With Traditional IRAs, you pay no taxes until you begin to withdraw money. If you’re over age 59½, there are no IRA withdrawal restrictions; if you’re under age 59½ and withdraw money from your IRA, you may face a penalty. Once you reach age 70½, withdrawals are mandatory.
What are the penalties, and are there exceptions?
The federal government charges a 10% penalty for early IRA withdrawals. A state tax penalty may also apply to early withdrawals. You may be able to avoid a penalty on early withdrawals if one of the following situations applies to you:
- First-time home purchase. You may be able to withdraw funds for certain home purchases, subject to a lifetime limit of $10,000 in pre-tax dollars. You must use the money for this purpose within 120 days of withdrawal.
- Qualified educational expenses. There’s no penalty on withdrawals if you use your funds for certain educational expenses for yourself and your immediate family.
- Disability. If you’re disabled, you can withdraw IRA funds without penalty.
- Unreimbursed medical expenses. Withdrawals are allowed without penalty if you use the funds to pay unreimbursed medical expenses in excess of 7.5% of your adjusted gross income (AGI).
- Health insurance. If you’re unemployed for at least 12 weeks, you may withdraw funds to pay health insurance premiums for yourself, your spouse, or your dependents.
- Substantially equal periodic payments. You can also avoid an early withdrawal penalty if you elect to receive your funds on a regular distribution schedule, which the IRS calls “substantially equal periodic payments.”
- Involuntary distribution due to an IRS tax levy. IRS Form 5329 explains how to claim your penalty exception.
- Qualified reservist distributions. Members of the National Guard or reservists can take penalty-free distributions if they are called to active duty for at least 180 days. Some restrictions apply.
At age 59½, there are no withdrawal restrictions.
Once you reach age 59½, you can withdraw funds from your Traditional IRA without restrictions or penalties. But keep in mind:
- Your deductible contributions and earnings (including dividends, interest, and capital gains) will be subject to ordinary income taxes.
- Once you reach age 70½, you must start taking Required Minimum Distributions (RMDs) each year from your Traditional IRA.

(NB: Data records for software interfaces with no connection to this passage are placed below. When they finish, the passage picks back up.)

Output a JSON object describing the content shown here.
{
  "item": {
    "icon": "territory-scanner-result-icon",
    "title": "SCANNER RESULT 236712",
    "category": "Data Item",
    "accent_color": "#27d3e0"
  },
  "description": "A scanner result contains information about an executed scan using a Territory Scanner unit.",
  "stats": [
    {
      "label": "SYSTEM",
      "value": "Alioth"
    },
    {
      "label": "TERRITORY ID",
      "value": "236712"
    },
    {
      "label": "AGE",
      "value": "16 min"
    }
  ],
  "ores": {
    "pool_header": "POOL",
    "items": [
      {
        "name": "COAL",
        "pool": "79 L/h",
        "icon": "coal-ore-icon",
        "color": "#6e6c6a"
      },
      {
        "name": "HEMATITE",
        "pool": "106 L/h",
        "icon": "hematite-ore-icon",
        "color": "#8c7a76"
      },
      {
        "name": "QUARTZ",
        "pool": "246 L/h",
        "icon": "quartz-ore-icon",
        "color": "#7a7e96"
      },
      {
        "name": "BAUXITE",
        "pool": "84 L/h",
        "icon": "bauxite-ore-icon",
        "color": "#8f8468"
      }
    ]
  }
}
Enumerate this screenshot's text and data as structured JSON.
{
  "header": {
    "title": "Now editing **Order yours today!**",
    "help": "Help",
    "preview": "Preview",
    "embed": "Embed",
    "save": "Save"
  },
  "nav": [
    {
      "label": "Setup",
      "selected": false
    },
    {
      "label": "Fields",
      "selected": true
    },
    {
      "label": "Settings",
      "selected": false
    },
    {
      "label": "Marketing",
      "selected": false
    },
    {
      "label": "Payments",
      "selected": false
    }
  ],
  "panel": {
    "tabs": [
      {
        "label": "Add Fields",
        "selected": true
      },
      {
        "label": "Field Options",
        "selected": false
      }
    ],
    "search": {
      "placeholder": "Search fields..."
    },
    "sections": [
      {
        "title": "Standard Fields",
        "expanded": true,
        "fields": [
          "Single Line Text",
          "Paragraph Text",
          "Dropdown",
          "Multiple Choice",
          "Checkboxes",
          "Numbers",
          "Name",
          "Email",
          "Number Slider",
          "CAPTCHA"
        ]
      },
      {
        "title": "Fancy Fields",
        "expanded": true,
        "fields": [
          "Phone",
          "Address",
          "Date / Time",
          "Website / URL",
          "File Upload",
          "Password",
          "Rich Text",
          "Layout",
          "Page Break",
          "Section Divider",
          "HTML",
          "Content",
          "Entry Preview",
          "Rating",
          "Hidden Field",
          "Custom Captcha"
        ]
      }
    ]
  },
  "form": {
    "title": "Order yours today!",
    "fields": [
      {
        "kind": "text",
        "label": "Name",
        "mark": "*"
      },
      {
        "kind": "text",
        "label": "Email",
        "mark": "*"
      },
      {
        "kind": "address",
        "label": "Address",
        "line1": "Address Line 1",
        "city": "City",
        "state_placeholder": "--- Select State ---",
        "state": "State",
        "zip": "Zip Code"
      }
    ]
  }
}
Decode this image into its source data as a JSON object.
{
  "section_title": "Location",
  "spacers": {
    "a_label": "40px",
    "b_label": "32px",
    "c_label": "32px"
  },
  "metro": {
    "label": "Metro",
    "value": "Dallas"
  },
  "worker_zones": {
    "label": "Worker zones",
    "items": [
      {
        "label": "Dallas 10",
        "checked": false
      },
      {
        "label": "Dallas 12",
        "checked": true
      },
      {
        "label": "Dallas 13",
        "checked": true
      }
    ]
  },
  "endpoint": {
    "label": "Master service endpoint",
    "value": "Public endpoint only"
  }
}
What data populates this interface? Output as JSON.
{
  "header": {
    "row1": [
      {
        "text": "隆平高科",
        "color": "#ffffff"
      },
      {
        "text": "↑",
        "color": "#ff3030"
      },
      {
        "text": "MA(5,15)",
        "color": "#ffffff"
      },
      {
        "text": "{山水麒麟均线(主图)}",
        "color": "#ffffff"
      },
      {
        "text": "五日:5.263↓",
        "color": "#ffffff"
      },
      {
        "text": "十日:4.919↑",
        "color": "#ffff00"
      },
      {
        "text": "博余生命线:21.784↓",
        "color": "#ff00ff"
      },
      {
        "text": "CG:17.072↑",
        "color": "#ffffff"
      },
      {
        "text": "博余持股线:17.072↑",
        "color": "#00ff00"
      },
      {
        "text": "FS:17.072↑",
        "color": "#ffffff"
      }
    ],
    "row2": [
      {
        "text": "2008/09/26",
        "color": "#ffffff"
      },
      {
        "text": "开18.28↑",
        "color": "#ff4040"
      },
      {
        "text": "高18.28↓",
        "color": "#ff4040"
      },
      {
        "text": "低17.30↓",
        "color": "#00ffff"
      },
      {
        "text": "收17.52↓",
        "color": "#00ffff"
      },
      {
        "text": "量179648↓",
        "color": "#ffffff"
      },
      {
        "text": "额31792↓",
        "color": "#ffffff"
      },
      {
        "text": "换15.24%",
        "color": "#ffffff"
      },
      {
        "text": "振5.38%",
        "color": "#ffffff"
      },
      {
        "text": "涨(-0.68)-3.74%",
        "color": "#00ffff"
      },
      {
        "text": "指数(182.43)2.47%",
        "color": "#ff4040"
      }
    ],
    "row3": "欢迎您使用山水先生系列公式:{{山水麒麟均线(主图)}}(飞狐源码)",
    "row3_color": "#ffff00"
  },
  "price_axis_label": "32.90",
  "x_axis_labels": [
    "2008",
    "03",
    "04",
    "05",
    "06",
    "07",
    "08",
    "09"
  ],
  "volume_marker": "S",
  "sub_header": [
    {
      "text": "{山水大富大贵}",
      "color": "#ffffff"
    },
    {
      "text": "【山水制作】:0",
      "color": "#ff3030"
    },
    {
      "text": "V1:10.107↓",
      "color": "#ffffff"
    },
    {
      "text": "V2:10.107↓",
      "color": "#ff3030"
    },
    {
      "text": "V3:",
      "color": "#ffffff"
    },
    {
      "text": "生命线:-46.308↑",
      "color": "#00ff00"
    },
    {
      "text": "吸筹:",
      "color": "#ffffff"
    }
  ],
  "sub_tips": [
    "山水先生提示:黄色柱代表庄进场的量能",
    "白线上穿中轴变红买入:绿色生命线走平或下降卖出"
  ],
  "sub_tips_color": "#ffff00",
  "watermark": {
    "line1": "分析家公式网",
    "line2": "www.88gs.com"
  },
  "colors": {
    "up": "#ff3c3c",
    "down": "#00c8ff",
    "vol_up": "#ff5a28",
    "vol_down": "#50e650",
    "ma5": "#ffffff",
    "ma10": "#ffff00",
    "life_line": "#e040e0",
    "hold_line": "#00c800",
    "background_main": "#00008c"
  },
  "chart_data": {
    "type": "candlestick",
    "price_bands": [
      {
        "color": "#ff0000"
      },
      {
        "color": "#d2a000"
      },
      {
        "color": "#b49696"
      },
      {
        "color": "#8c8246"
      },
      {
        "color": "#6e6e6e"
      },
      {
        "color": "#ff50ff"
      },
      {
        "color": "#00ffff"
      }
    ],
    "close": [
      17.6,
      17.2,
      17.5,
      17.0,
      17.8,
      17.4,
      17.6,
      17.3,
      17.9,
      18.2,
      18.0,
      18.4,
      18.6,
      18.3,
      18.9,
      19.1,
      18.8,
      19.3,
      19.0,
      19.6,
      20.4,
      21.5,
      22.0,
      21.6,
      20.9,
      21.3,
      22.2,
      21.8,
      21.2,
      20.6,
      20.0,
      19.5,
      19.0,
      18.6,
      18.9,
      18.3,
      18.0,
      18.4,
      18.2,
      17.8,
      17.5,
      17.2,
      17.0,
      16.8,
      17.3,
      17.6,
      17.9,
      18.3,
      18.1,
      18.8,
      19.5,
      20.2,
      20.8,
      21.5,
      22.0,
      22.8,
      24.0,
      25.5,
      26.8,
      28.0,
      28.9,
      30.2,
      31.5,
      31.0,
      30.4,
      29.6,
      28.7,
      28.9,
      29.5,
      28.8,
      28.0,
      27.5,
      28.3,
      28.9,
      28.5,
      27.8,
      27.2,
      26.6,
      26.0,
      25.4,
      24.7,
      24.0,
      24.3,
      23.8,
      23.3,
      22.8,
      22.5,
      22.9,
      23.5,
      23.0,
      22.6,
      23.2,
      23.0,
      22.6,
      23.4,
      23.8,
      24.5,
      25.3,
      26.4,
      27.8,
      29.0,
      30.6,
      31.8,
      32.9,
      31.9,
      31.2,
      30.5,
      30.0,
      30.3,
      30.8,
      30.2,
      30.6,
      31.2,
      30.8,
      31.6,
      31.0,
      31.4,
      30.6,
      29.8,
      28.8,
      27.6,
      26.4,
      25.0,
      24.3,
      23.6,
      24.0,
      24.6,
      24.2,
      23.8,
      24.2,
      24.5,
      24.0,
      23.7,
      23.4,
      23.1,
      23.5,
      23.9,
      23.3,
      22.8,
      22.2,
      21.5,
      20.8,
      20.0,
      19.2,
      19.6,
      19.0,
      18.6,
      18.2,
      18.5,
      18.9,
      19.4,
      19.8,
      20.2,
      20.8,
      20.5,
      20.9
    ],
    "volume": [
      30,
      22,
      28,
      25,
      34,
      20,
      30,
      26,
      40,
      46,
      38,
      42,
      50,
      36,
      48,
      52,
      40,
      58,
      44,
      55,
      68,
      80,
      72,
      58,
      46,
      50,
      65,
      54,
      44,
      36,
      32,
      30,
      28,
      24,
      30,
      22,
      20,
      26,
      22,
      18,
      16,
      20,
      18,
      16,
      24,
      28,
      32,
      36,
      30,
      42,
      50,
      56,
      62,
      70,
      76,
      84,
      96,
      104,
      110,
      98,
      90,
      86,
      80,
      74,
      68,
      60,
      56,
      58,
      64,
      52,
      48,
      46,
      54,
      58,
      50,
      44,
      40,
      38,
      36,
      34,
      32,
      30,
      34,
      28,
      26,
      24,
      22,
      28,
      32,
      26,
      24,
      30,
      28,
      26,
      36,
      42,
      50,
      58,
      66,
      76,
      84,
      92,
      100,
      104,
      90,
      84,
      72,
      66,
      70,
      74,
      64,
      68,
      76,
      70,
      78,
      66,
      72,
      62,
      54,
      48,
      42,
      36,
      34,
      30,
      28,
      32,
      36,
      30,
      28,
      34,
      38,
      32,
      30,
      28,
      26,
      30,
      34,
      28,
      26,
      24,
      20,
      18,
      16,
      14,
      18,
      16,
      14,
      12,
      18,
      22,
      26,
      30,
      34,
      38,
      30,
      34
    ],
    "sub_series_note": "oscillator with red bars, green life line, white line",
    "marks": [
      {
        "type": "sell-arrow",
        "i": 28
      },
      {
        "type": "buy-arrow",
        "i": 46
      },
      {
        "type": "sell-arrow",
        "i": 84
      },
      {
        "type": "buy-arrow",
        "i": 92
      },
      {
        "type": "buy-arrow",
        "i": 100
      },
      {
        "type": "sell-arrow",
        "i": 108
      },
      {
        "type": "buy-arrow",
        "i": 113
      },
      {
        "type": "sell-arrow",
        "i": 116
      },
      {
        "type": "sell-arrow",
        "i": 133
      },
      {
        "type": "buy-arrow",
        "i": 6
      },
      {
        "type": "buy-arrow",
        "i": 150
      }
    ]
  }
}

At age 70½, withdrawals are mandatory.
On April 1 following the year in which you turn 70½, you are required to start taking Required Minimum Distributions (RMDs) from your Traditional IRA on an annual basis to avoid tax penalties.
Take the next step.
Open a Schwab Traditional IRA today.
Apply Now or call 866-855-5636.
This information is for general informational purposes only and is not intended as an individualized recommendation or a substitute for specific individualized tax, legal, or investment planning advice. Where specific advice is necessary or appropriate, Schwab recommends that you consult with a qualified tax advisor, CPA, financial planner, or investment manager.